● What the exercise asks
Please print the whole listing below exactly as it stands.
Extracted information below:
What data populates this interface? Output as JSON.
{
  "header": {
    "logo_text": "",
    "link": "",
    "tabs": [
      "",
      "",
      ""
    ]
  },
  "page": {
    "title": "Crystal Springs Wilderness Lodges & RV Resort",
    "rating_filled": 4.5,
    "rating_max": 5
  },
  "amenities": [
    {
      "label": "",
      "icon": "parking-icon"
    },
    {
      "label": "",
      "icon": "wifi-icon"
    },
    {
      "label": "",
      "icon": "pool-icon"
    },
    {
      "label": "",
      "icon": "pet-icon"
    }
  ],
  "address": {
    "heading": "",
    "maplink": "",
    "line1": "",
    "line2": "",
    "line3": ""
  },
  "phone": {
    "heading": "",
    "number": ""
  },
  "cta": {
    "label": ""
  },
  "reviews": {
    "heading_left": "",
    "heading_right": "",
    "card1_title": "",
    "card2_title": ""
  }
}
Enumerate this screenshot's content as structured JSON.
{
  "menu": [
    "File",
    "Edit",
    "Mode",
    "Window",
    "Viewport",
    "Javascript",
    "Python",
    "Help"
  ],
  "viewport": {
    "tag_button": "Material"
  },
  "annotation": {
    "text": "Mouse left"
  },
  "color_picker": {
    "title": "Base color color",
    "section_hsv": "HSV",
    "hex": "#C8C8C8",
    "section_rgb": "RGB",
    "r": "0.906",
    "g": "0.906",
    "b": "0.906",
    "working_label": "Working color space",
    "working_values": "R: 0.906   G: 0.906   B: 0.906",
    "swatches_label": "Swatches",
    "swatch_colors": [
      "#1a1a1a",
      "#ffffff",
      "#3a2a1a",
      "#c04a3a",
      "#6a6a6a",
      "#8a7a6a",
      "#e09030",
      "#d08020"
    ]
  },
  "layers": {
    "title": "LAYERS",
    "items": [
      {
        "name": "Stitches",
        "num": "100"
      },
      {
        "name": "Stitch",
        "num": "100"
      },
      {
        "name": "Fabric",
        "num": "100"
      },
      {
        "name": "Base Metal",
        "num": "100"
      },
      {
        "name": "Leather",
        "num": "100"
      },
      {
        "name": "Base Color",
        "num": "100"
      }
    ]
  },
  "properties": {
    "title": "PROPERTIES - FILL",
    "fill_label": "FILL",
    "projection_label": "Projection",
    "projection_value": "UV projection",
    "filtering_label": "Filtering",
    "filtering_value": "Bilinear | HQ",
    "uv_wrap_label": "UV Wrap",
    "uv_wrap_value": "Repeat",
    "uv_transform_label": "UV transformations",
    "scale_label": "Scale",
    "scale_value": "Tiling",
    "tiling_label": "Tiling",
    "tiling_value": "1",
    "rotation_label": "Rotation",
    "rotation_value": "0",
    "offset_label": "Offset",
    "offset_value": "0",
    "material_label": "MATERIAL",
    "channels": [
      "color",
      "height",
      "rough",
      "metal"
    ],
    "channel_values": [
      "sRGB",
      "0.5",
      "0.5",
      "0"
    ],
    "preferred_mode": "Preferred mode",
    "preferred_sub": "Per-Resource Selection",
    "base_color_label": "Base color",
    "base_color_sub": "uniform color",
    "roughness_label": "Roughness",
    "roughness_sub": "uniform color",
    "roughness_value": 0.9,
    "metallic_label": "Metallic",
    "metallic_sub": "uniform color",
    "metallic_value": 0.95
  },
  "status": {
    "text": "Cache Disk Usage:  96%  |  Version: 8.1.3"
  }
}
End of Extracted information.
● Your solution
What data populates this interface? Output as JSON.
{
  "header": {
    "logo_text": "",
    "link": "",
    "tabs": [
      "",
      "",
      ""
    ]
  },
  "page": {
    "title": "Crystal Springs Wilderness Lodges & RV Resort",
    "rating_filled": 4.5,
    "rating_max": 5
  },
  "amenities": [
    {
      "label": "",
      "icon": "parking-icon"
    },
    {
      "label": "",
      "icon": "wifi-icon"
    },
    {
      "label": "",
      "icon": "pool-icon"
    },
    {
      "label": "",
      "icon": "pet-icon"
    }
  ],
  "address": {
    "heading": "",
    "maplink": "",
    "line1": "",
    "line2": "",
    "line3": ""
  },
  "phone": {
    "heading": "",
    "number": ""
  },
  "cta": {
    "label": ""
  },
  "reviews": {
    "heading_left": "",
    "heading_right": "",
    "card1_title": "",
    "card2_title": ""
  }
}
Enumerate this screenshot's content as structured JSON.
{
  "menu": [
    "File",
    "Edit",
    "Mode",
    "Window",
    "Viewport",
    "Javascript",
    "Python",
    "Help"
  ],
  "viewport": {
    "tag_button": "Material"
  },
  "annotation": {
    "text": "Mouse left"
  },
  "color_picker": {
    "title": "Base color color",
    "section_hsv": "HSV",
    "hex": "#C8C8C8",
    "section_rgb": "RGB",
    "r": "0.906",
    "g": "0.906",
    "b": "0.906",
    "working_label": "Working color space",
    "working_values": "R: 0.906   G: 0.906   B: 0.906",
    "swatches_label": "Swatches",
    "swatch_colors": [
      "#1a1a1a",
      "#ffffff",
      "#3a2a1a",
      "#c04a3a",
      "#6a6a6a",
      "#8a7a6a",
      "#e09030",
      "#d08020"
    ]
  },
  "layers": {
    "title": "LAYERS",
    "items": [
      {
        "name": "Stitches",
        "num": "100"
      },
      {
        "name": "Stitch",
        "num": "100"
      },
      {
        "name": "Fabric",
        "num": "100"
      },
      {
        "name": "Base Metal",
        "num": "100"
      },
      {
        "name": "Leather",
        "num": "100"
      },
      {
        "name": "Base Color",
        "num": "100"
      }
    ]
  },
  "properties": {
    "title": "PROPERTIES - FILL",
    "fill_label": "FILL",
    "projection_label": "Projection",
    "projection_value": "UV projection",
    "filtering_label": "Filtering",
    "filtering_value": "Bilinear | HQ",
    "uv_wrap_label": "UV Wrap",
    "uv_wrap_value": "Repeat",
    "uv_transform_label": "UV transformations",
    "scale_label": "Scale",
    "scale_value": "Tiling",
    "tiling_label": "Tiling",
    "tiling_value": "1",
    "rotation_label": "Rotation",
    "rotation_value": "0",
    "offset_label": "Offset",
    "offset_value": "0",
    "material_label": "MATERIAL",
    "channels": [
      "color",
      "height",
      "rough",
      "metal"
    ],
    "channel_values": [
      "sRGB",
      "0.5",
      "0.5",
      "0"
    ],
    "preferred_mode": "Preferred mode",
    "preferred_sub": "Per-Resource Selection",
    "base_color_label": "Base color",
    "base_color_sub": "uniform color",
    "roughness_label": "Roughness",
    "roughness_sub": "uniform color",
    "roughness_value": 0.9,
    "metallic_label": "Metallic",
    "metallic_sub": "uniform color",
    "metallic_value": 0.95
  },
  "status": {
    "text": "Cache Disk Usage:  96%  |  Version: 8.1.3"
  }
}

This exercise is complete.